Cabin crew have called for a new five days on, three days off roster system

More on This Story

Related Stories

The BBC is not responsible for the content of external Internet sites

More Business stories

RSS

BBC Business Live

  1.  
    BORIS ISLAND 07:04:

    "The Airports Commission has today (2 September 2014) announced its decision not to add the inner Thames estuary airport proposal to its shortlist of options for providing new airport capacity by 2030. Following detailed further study into the feasibility of an inner Thames estuary airport the commission has concluded that the proposal has substantial disadvantages that collectively outweigh its potential benefits." A firm no, as expected.

     
  2.  
    MARKETS 06:56: BBC Radio 4

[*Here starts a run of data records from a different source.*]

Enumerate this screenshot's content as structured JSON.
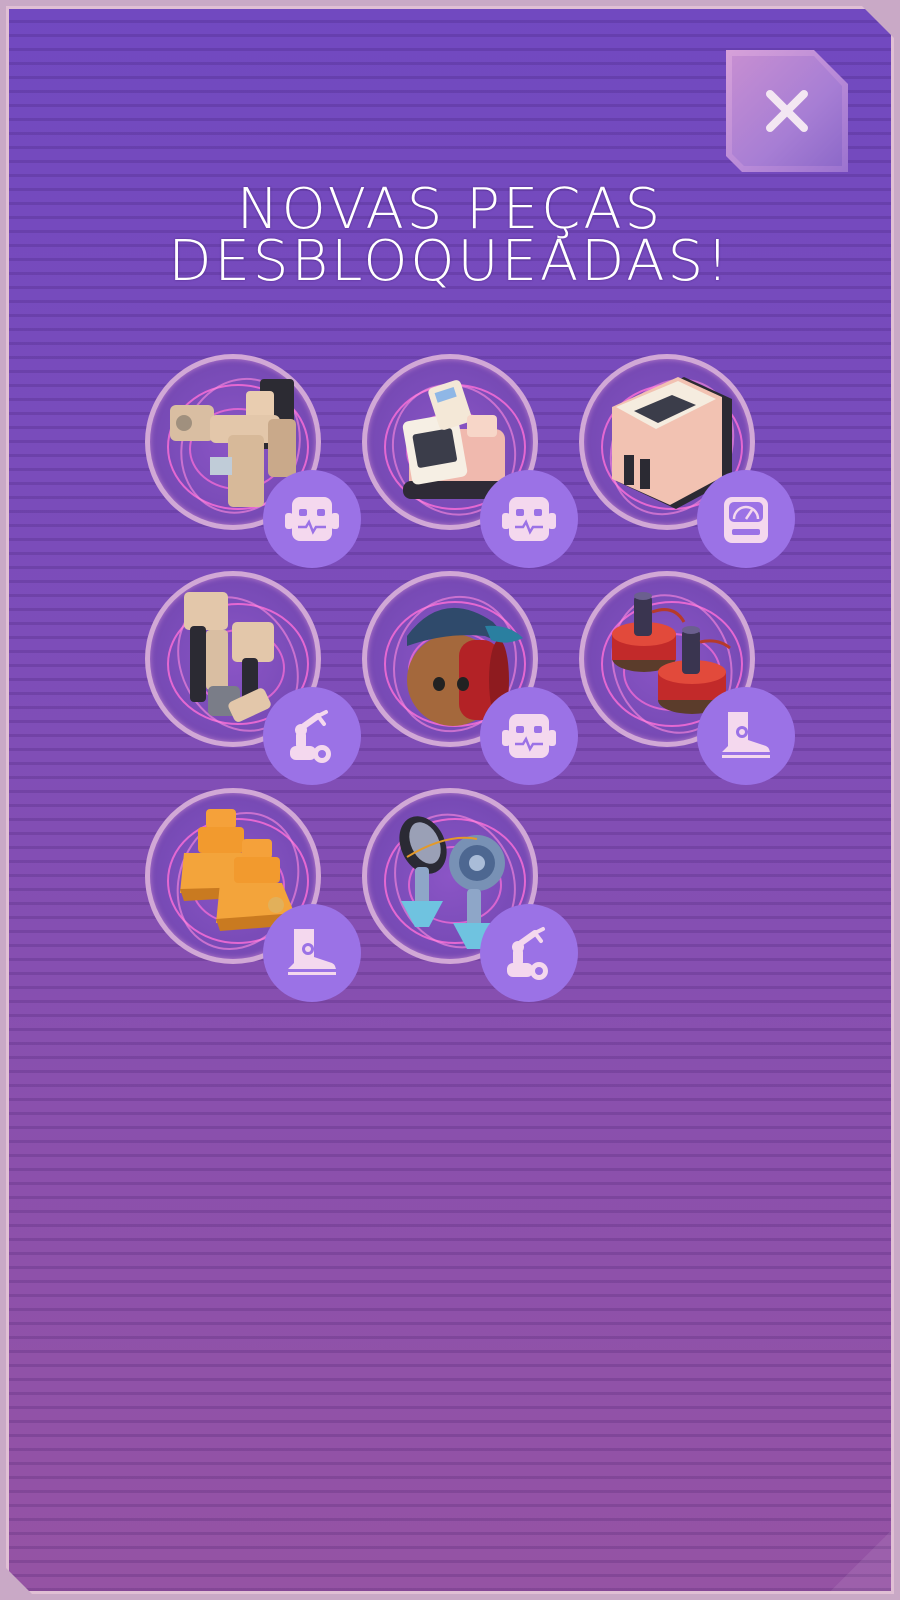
{
  "popup": {
    "title_line1": "NOVAS PEÇAS",
    "title_line2": "DESBLOQUEADAS!",
    "close_icon": "close-icon"
  },
  "colors": {
    "panel_top": "#7149c0",
    "panel_bottom": "#9553a4",
    "badge": "#9b72e6",
    "ring_glow": "#ff6fd8",
    "icon_tint": "#f4d8ee"
  },
  "parts": [
    {
      "part": "arm-piece",
      "category_icon": "robot-head-icon"
    },
    {
      "part": "register-head-piece",
      "category_icon": "robot-head-icon"
    },
    {
      "part": "machine-body-piece",
      "category_icon": "robot-body-icon"
    },
    {
      "part": "claw-arm-piece",
      "category_icon": "robot-arm-icon"
    },
    {
      "part": "cap-barrel-head-piece",
      "category_icon": "robot-head-icon"
    },
    {
      "part": "red-coil-legs-piece",
      "category_icon": "boot-icon"
    },
    {
      "part": "orange-boots-piece",
      "category_icon": "boot-icon"
    },
    {
      "part": "blue-wheel-arm-piece",
      "category_icon": "robot-arm-icon"
    }
  ]
}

    BlackRock is the world's largest asset manager with more than $4.5 trillion under management. Its investment boss Ewen Cameron Watt, discussing why markets are so steady in the face of so much global tension tells Today: "Volatility is exceptionally low by historical standards and there's too much money chasing too few assets."

     
  3.  
    HSBC SHARES 06:42: Radio 5 live
    hsbc

    Ewen Cameron Watt, Chief Investment Strategist of the BlackRock Investment Institute, is now on 5 live talking about the news Neil Woodford, the fund manager, flogged his HSBC shares. "Neil bought HSBC because it was one of the few banks where he thought there was some dividend growth," he says. However, fines in the sector are likely to drain that prospect, he says. It's fines "more than anything that's sapping bank's willingness too lend, or ability to lend".

     
  4.  
    MARKETS 06:27: BBC Radio 4

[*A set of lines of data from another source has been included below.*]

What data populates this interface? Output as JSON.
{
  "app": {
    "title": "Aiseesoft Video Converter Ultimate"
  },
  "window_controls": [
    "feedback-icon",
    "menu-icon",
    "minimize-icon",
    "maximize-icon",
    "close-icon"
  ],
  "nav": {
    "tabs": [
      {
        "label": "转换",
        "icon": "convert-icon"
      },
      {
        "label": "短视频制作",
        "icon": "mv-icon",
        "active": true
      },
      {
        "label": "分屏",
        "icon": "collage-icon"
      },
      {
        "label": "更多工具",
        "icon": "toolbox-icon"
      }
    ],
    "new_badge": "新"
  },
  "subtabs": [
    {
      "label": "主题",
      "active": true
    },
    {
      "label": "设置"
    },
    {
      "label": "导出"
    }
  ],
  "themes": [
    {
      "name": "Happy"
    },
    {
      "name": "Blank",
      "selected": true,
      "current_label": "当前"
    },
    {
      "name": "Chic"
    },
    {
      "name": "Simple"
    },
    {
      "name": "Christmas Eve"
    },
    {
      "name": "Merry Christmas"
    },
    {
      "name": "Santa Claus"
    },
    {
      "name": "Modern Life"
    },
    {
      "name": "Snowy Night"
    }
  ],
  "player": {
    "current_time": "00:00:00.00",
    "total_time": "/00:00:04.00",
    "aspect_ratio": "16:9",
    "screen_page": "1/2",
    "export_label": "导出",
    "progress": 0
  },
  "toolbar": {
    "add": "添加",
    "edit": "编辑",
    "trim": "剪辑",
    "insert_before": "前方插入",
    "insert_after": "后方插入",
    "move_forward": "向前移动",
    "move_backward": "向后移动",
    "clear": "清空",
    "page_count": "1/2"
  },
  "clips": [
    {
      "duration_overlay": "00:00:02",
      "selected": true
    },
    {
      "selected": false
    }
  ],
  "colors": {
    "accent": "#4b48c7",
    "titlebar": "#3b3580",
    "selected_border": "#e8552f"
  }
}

    Today is looking at why stock markets are at a 52-week high when the political situation around the world is so dire - there's the threat of war in Europe and conflict in the key oil producer Iraq. Ewen Cameron Watt, chief investment strategist at Investment Institute of giant asset manager BlackRock says: "At this stage in the summer months the thought that Russia might affect sending gas to Europe is not a worry. [Energy stocks] are about 90% of capacity."

     
  5.  
    BANKING COMPLAINTS 06:12: Radio 5 live

    More from the Financial Ombudsman's Caroline Wayman. Fee-paying bank accounts are the cause of the increase in complaints about banking, she says. "People are getting in touch saying they didn't know they had a fee paying account or want one." People are "more aware but we see a lot of people who are reluctant to raise concerns," when coming forward to the service, she says. There are also more complaints about payday loans, but from a low starting point she says.

     
  6.  
    BANKING COMPLAINTS 06:02: Radio 5 live

    Caroline Wayman, chief executive of the Financial Ombudsman Service is on Wake Up to Money talking about complaints about banks. Complaints about payment protection insurance have fallen by almost a third, but complaints about other things in banking are up: "Still a lot of people get in touch, more than 1,000 people a day," she says. "We've had to expand a lot."

     
  7.  
    06:01: Howard Mustoe Business reporter

    Morning! Get in touch via email bizlivepage@bbc.co.uk or via twitter @BBCBusiness

     
  8.  
    06:00: Rebecca Marston Business reporter, BBC News

    Good morning and welcome to Tuesday's Business Live. Stick with us for the pick of the morning's news.

     

Features

  • Arsene Wenger, Diego Costa, Danny Welbeck Ins and outs

    Who will be satisfied and who left with regrets after transfer window? BBC Sport


  • Women doing ice bucket challengeChill factor

    How much has the Ice Bucket Challenge achieved?


  • Women in front of Windows XP posterUpgrade angst

    Readers share their experiences of replacing their operating system


  • Members of staff at James Stevenson Flags hold a Union Jack and Saltire flag UK minus Scotland

    Does the rest of the UK care if the Scots become independent?


BBC © 2014 The BBC is not responsible for the content of external sites. Read more.

This page is best viewed in an up-to-date web browser with style sheets (CSS) enabled. While you will be able to view the content of this page in your current browser, you will not be able to get the full visual experience. Please consider upgrading your browser software or enabling style sheets (CSS) if you are able to do so.